When the Nazis seized power in 1933, roughly 67 percent of the population of Germany was Protestant, 33 percent was Roman Catholic, while Jews made up less than 1 percent. According to 1939 census, 54 percent considered themselves Protestant, 40 percent Roman Catholic, 3.5 percent Gottgläubig (God-believing; a Nazi religious movement) and 1.5 percent nonreligious.
Nazism rejected the Marxist concept of class conflict, and it praised both German capitalists and German workers as essential to the Volksgemeinschaft. In the Volksgemeinschaft, social classes would continue to exist, but there would be no class conflict between them. Hitler said that "the capitalists have worked their way to the top through their capacity, and as the basis of this selection, which again only proves their higher race, they have a right to lead." German business leaders co-operated with the Nazis during their rise to power and received substantial benefits from the Nazi state after it was established, including high profits and state-sanctioned monopolies and cartels. Large celebrations and symbolism were used extensively to encourage those engaged in physical labour on behalf of Germany, with leading National Socialists often praising the "honour of labour", which fostered a sense of community (Gemeinschaft) for the German people and promoted solidarity towards the Nazi cause. To win workers away from Marxism, Nazi propaganda sometimes presented its expansionist foreign policy goals as a "class struggle between nations." Bonfires were made of school children's differently coloured caps as symbolic of the unity of different social classes.

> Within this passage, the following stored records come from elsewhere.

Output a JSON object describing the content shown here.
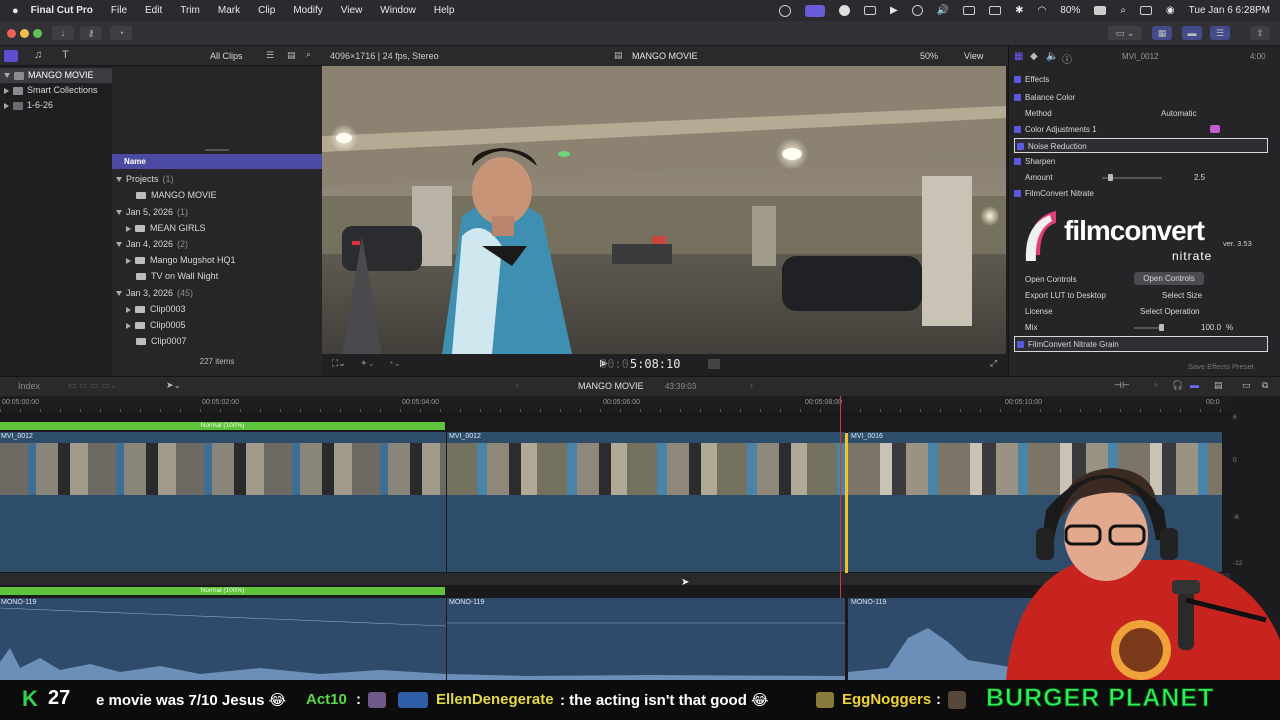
{
  "menubar": {
    "app": "Final Cut Pro",
    "items": [
      "File",
      "Edit",
      "Trim",
      "Mark",
      "Clip",
      "Modify",
      "View",
      "Window",
      "Help"
    ],
    "battery": "80%",
    "datetime": "Tue Jan 6  6:28PM"
  },
  "browser": {
    "filter": "All Clips",
    "library": "MANGO MOVIE",
    "library_items": [
      "Smart Collections",
      "1-6-26"
    ],
    "column_name": "Name",
    "rows": [
      {
        "label": "Projects",
        "count": "(1)",
        "level": 0,
        "open": true
      },
      {
        "label": "MANGO MOVIE",
        "count": "",
        "level": 2,
        "open": null
      },
      {
        "label": "Jan 5, 2026",
        "count": "(1)",
        "level": 0,
        "open": true
      },
      {
        "label": "MEAN GIRLS",
        "count": "",
        "level": 1,
        "open": false
      },
      {
        "label": "Jan 4, 2026",
        "count": "(2)",
        "level": 0,
        "open": true
      },
      {
        "label": "Mango Mugshot HQ1",
        "count": "",
        "level": 1,
        "open": false
      },
      {
        "label": "TV on Wall Night",
        "count": "",
        "level": 2,
        "open": null
      },
      {
        "label": "Jan 3, 2026",
        "count": "(45)",
        "level": 0,
        "open": true
      },
      {
        "label": "Clip0003",
        "count": "",
        "level": 1,
        "open": false
      },
      {
        "label": "Clip0005",
        "count": "",
        "level": 1,
        "open": false
      },
      {
        "label": "Clip0007",
        "count": "",
        "level": 2,
        "open": null
      }
    ],
    "item_count": "227 items"
  },
  "viewer": {
    "format": "4096×1716 | 24 fps, Stereo",
    "title": "MANGO MOVIE",
    "zoom": "50%",
    "view_label": "View",
    "timecode_prefix": "00:0",
    "timecode": "5:08:10"
  },
  "inspector": {
    "clip": "MVI_0012",
    "duration": "4:00",
    "rows": {
      "effects": "Effects",
      "balance_color": "Balance Color",
      "method_label": "Method",
      "method_value": "Automatic",
      "color_adjustments": "Color Adjustments 1",
      "noise_reduction": "Noise Reduction",
      "sharpen": "Sharpen",
      "amount_label": "Amount",
      "amount_value": "2.5",
      "filmconvert": "FilmConvert Nitrate",
      "open_controls_label": "Open Controls",
      "open_controls_button": "Open Controls",
      "export_lut_label": "Export LUT to Desktop",
      "export_lut_value": "Select Size",
      "license_label": "License",
      "license_value": "Select Operation",
      "mix_label": "Mix",
      "mix_value": "100.0",
      "mix_unit": "%",
      "grain": "FilmConvert Nitrate Grain",
      "save_preset": "Save Effects Preset"
    },
    "logo": {
      "word": "filmconvert",
      "sub": "nitrate",
      "version": "ver. 3.53"
    }
  },
  "timeline": {
    "index": "Index",
    "project": "MANGO MOVIE",
    "duration": "43:39:03",
    "ruler": [
      "00:05:00:00",
      "00:05:02:00",
      "00:05:04:00",
      "00:05:06:00",
      "00:05:08:00",
      "00:05:10:00",
      "00:0"
    ],
    "clips": [
      "MVI_0012",
      "MVI_0012",
      "MVI_0016"
    ],
    "retime": "Normal (100%)",
    "audio": [
      "MONO-119",
      "MONO-119",
      "MONO-119"
    ],
    "meter": [
      "6",
      "0",
      "-6",
      "-12"
    ]
  },
  "chat": {
    "count": "27",
    "text1": "e movie was 7/10 Jesus 😂",
    "user1": "Act10",
    "user2": "EllenDenegerate",
    "text2": ": the acting isn't that good 😂",
    "user3": "EggNoggers",
    "sep": ":",
    "banner": "BURGER PLANET"
  }
}
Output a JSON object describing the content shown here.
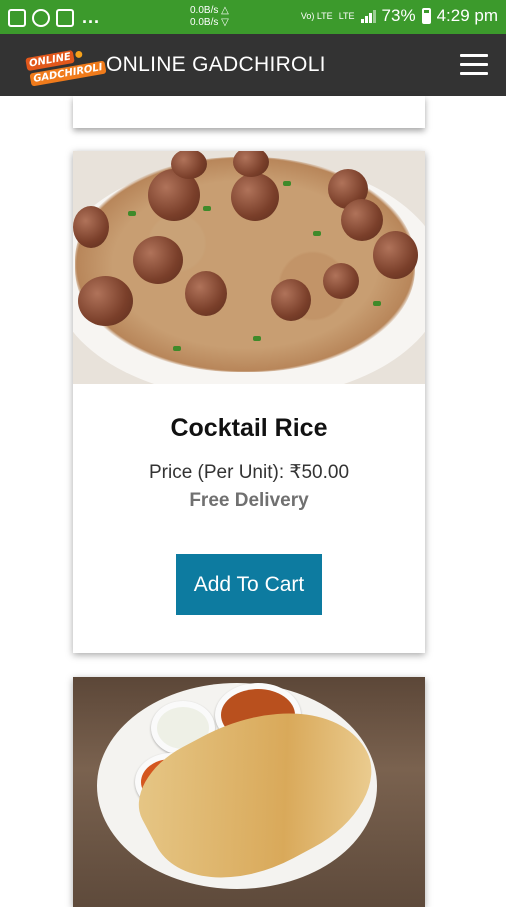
{
  "status_bar": {
    "net_speed_up": "0.0B/s △",
    "net_speed_down": "0.0B/s ▽",
    "volte_label": "Vo) LTE",
    "lte_label": "LTE",
    "battery": "73%",
    "time": "4:29 pm",
    "more_indicator": "..."
  },
  "app_bar": {
    "logo_text_line1": "ONLINE",
    "logo_text_line2": "GADCHIROLI",
    "title": "ONLINE GADCHIROLI",
    "menu_icon": "hamburger-menu-icon"
  },
  "products": [
    {
      "name": "Cocktail Rice",
      "price_label": "Price (Per Unit): ₹50.00",
      "delivery": "Free Delivery",
      "button": "Add To Cart",
      "image": "cocktail-rice-photo"
    },
    {
      "image": "masala-dosa-photo"
    }
  ],
  "colors": {
    "status_bar": "#3c9a2c",
    "app_bar": "#333333",
    "button": "#0d7ba0",
    "delivery_text": "#707070"
  }
}
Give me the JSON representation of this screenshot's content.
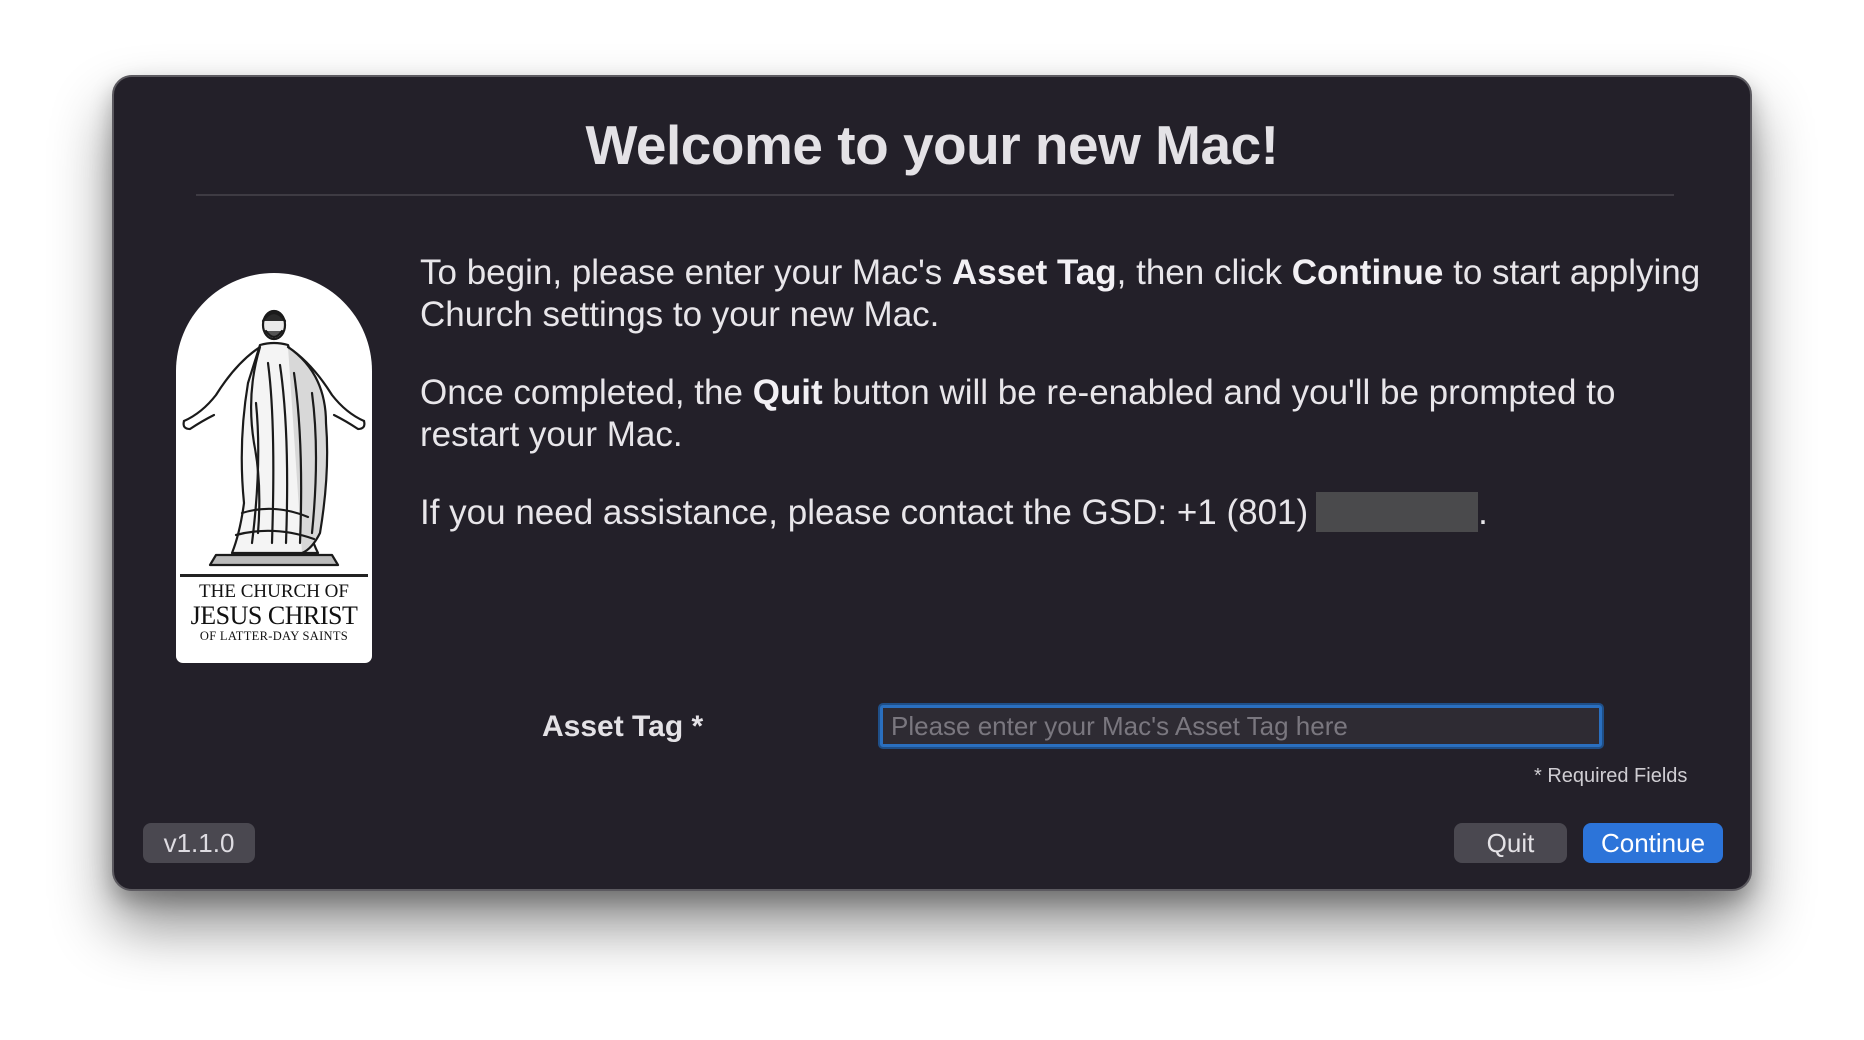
{
  "window": {
    "title": "Welcome to your new Mac!"
  },
  "logo": {
    "line1": "THE CHURCH OF",
    "line2": "JESUS CHRIST",
    "line3": "OF LATTER-DAY SAINTS"
  },
  "instructions": {
    "p1_a": "To begin, please enter your Mac's ",
    "p1_b": "Asset Tag",
    "p1_c": ", then click ",
    "p1_d": "Continue",
    "p1_e": " to start applying Church settings to your new Mac.",
    "p2_a": "Once completed, the ",
    "p2_b": "Quit",
    "p2_c": " button will be re-enabled and you'll be prompted to restart your Mac.",
    "p3_a": "If you need assistance, please contact the GSD: +1 (801)",
    "p3_b": "."
  },
  "form": {
    "asset_tag_label": "Asset Tag *",
    "asset_tag_value": "",
    "asset_tag_placeholder": "Please enter your Mac's Asset Tag here",
    "required_note": "* Required Fields"
  },
  "footer": {
    "version_label": "v1.1.0",
    "quit_label": "Quit",
    "continue_label": "Continue"
  },
  "colors": {
    "background": "#232029",
    "accent": "#2c74d9",
    "secondary_button": "#4a4850"
  }
}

Researchers and Jewish thinkers such as Bruno Bettelheim (1903–1990), Lawrence Langer, Art Spiegelman, Richard Bernstein and, the sharpest of them, Cynthia Ozick, feel that this sentence, especially as it appears at the end of the play and the movie based on the diary, says that perhaps Auschwitz did not exist at all, that all people are good; that it is a Christian blessing promising God’s mercy to everyone, regardless of their actions; that the difficulty in digesting the Holocaust leads to its being pushed aside, if not denied outright. These thinkers opposed the diary’s adaptations, not Anne’s diary itself, which was courageously Jewish and anti-German, and revealing from a human, familial and national perspective. Yet adaptations and translations continued to be published over their protests, and the diary continued to be rendered universal and sterile, forgiving and comfortable to read and identify with.
From the outset, the DAP was opposed to non-nationalist political movements, especially on the left, including the Social Democratic Party of Germany (SPD) and the Communist Party of Germany (KPD). Members of the DAP saw themselves as fighting against "Bolshevism" and anyone considered a part of or aiding so-called "international Jewry". The DAP was also deeply opposed to the Versailles Treaty. The DAP did not attempt to make itself public and meetings were kept in relative secrecy, with public speakers discussing what they thought of Germany's present state of affairs, or writing to like-minded societies in Northern Germany.